= Task prompt =
Return every entry exactly as it is written in the listing.

[[ Information shown, beginning ]]

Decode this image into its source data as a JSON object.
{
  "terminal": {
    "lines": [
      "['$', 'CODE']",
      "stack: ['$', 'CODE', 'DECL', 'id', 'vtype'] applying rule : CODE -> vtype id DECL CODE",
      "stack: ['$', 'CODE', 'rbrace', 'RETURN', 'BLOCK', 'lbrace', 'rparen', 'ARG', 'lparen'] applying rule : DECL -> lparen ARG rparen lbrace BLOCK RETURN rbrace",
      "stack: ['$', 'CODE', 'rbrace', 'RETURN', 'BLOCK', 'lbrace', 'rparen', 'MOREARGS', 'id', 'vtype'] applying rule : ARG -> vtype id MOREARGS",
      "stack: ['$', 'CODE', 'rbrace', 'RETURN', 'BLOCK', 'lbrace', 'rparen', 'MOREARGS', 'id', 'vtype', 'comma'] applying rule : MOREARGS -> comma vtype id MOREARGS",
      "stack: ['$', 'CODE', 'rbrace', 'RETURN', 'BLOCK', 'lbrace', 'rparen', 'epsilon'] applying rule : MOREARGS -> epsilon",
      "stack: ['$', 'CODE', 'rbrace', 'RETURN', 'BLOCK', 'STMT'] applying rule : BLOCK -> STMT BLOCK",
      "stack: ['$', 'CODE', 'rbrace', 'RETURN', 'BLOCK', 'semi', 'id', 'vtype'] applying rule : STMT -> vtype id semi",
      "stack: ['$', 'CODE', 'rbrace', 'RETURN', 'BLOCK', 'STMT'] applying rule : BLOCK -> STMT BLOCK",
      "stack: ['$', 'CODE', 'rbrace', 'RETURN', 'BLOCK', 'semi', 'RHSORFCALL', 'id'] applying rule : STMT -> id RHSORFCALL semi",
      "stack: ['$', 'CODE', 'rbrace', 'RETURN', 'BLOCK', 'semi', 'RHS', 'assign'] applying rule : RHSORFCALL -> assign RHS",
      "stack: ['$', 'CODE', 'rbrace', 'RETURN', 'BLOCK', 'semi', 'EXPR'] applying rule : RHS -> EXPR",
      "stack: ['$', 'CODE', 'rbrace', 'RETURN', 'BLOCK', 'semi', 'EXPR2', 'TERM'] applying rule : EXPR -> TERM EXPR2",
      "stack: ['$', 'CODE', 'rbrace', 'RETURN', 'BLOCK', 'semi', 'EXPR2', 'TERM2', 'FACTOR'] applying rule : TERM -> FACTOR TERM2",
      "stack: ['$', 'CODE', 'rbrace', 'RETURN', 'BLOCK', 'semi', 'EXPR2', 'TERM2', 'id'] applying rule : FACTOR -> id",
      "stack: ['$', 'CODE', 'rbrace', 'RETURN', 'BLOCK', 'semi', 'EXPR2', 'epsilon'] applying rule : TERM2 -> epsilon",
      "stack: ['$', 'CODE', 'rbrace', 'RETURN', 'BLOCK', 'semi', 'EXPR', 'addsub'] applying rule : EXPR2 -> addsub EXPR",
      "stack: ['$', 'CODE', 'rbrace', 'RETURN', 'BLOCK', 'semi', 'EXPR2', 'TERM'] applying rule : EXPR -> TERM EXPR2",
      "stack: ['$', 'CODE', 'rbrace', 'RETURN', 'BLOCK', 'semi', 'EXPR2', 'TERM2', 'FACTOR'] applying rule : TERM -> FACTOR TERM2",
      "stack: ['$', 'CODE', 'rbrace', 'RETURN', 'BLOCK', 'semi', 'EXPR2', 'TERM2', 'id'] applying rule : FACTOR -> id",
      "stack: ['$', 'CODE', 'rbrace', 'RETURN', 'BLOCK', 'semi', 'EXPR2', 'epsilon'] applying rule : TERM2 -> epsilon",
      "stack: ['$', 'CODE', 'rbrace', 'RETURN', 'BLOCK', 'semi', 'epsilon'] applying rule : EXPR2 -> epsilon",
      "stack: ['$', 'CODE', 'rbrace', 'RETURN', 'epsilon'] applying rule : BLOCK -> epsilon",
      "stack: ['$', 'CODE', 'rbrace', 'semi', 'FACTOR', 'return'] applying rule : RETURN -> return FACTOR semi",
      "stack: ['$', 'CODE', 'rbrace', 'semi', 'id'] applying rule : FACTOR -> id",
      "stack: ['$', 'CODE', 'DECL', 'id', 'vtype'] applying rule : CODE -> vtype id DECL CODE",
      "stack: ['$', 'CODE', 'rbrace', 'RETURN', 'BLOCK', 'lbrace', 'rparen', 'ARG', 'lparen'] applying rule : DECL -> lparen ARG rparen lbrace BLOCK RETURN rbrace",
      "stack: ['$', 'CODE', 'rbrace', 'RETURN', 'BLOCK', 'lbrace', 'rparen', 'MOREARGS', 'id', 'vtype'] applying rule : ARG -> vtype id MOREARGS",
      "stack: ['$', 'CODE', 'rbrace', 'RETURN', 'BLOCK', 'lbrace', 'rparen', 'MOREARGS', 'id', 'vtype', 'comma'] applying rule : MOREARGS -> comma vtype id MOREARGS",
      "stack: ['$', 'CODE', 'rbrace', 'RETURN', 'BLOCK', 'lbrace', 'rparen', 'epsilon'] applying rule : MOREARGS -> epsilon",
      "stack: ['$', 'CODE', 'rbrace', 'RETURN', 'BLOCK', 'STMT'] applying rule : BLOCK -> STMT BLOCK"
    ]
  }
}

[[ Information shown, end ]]

= Solution for this problem =
Decode this image into its source data as a JSON object.
{
  "terminal": {
    "lines": [
      "['$', 'CODE']",
      "stack: ['$', 'CODE', 'DECL', 'id', 'vtype'] applying rule : CODE -> vtype id DECL CODE",
      "stack: ['$', 'CODE', 'rbrace', 'RETURN', 'BLOCK', 'lbrace', 'rparen', 'ARG', 'lparen'] applying rule : DECL -> lparen ARG rparen lbrace BLOCK RETURN rbrace",
      "stack: ['$', 'CODE', 'rbrace', 'RETURN', 'BLOCK', 'lbrace', 'rparen', 'MOREARGS', 'id', 'vtype'] applying rule : ARG -> vtype id MOREARGS",
      "stack: ['$', 'CODE', 'rbrace', 'RETURN', 'BLOCK', 'lbrace', 'rparen', 'MOREARGS', 'id', 'vtype', 'comma'] applying rule : MOREARGS -> comma vtype id MOREARGS",
      "stack: ['$', 'CODE', 'rbrace', 'RETURN', 'BLOCK', 'lbrace', 'rparen', 'epsilon'] applying rule : MOREARGS -> epsilon",
      "stack: ['$', 'CODE', 'rbrace', 'RETURN', 'BLOCK', 'STMT'] applying rule : BLOCK -> STMT BLOCK",
      "stack: ['$', 'CODE', 'rbrace', 'RETURN', 'BLOCK', 'semi', 'id', 'vtype'] applying rule : STMT -> vtype id semi",
      "stack: ['$', 'CODE', 'rbrace', 'RETURN', 'BLOCK', 'STMT'] applying rule : BLOCK -> STMT BLOCK",
      "stack: ['$', 'CODE', 'rbrace', 'RETURN', 'BLOCK', 'semi', 'RHSORFCALL', 'id'] applying rule : STMT -> id RHSORFCALL semi",
      "stack: ['$', 'CODE', 'rbrace', 'RETURN', 'BLOCK', 'semi', 'RHS', 'assign'] applying rule : RHSORFCALL -> assign RHS",
      "stack: ['$', 'CODE', 'rbrace', 'RETURN', 'BLOCK', 'semi', 'EXPR'] applying rule : RHS -> EXPR",
      "stack: ['$', 'CODE', 'rbrace', 'RETURN', 'BLOCK', 'semi', 'EXPR2', 'TERM'] applying rule : EXPR -> TERM EXPR2",
      "stack: ['$', 'CODE', 'rbrace', 'RETURN', 'BLOCK', 'semi', 'EXPR2', 'TERM2', 'FACTOR'] applying rule : TERM -> FACTOR TERM2",
      "stack: ['$', 'CODE', 'rbrace', 'RETURN', 'BLOCK', 'semi', 'EXPR2', 'TERM2', 'id'] applying rule : FACTOR -> id",
      "stack: ['$', 'CODE', 'rbrace', 'RETURN', 'BLOCK', 'semi', 'EXPR2', 'epsilon'] applying rule : TERM2 -> epsilon",
      "stack: ['$', 'CODE', 'rbrace', 'RETURN', 'BLOCK', 'semi', 'EXPR', 'addsub'] applying rule : EXPR2 -> addsub EXPR",
      "stack: ['$', 'CODE', 'rbrace', 'RETURN', 'BLOCK', 'semi', 'EXPR2', 'TERM'] applying rule : EXPR -> TERM EXPR2",
      "stack: ['$', 'CODE', 'rbrace', 'RETURN', 'BLOCK', 'semi', 'EXPR2', 'TERM2', 'FACTOR'] applying rule : TERM -> FACTOR TERM2",
      "stack: ['$', 'CODE', 'rbrace', 'RETURN', 'BLOCK', 'semi', 'EXPR2', 'TERM2', 'id'] applying rule : FACTOR -> id",
      "stack: ['$', 'CODE', 'rbrace', 'RETURN', 'BLOCK', 'semi', 'EXPR2', 'epsilon'] applying rule : TERM2 -> epsilon",
      "stack: ['$', 'CODE', 'rbrace', 'RETURN', 'BLOCK', 'semi', 'epsilon'] applying rule : EXPR2 -> epsilon",
      "stack: ['$', 'CODE', 'rbrace', 'RETURN', 'epsilon'] applying rule : BLOCK -> epsilon",
      "stack: ['$', 'CODE', 'rbrace', 'semi', 'FACTOR', 'return'] applying rule : RETURN -> return FACTOR semi",
      "stack: ['$', 'CODE', 'rbrace', 'semi', 'id'] applying rule : FACTOR -> id",
      "stack: ['$', 'CODE', 'DECL', 'id', 'vtype'] applying rule : CODE -> vtype id DECL CODE",
      "stack: ['$', 'CODE', 'rbrace', 'RETURN', 'BLOCK', 'lbrace', 'rparen', 'ARG', 'lparen'] applying rule : DECL -> lparen ARG rparen lbrace BLOCK RETURN rbrace",
      "stack: ['$', 'CODE', 'rbrace', 'RETURN', 'BLOCK', 'lbrace', 'rparen', 'MOREARGS', 'id', 'vtype'] applying rule : ARG -> vtype id MOREARGS",
      "stack: ['$', 'CODE', 'rbrace', 'RETURN', 'BLOCK', 'lbrace', 'rparen', 'MOREARGS', 'id', 'vtype', 'comma'] applying rule : MOREARGS -> comma vtype id MOREARGS",
      "stack: ['$', 'CODE', 'rbrace', 'RETURN', 'BLOCK', 'lbrace', 'rparen', 'epsilon'] applying rule : MOREARGS -> epsilon",
      "stack: ['$', 'CODE', 'rbrace', 'RETURN', 'BLOCK', 'STMT'] applying rule : BLOCK -> STMT BLOCK"
    ]
  }
}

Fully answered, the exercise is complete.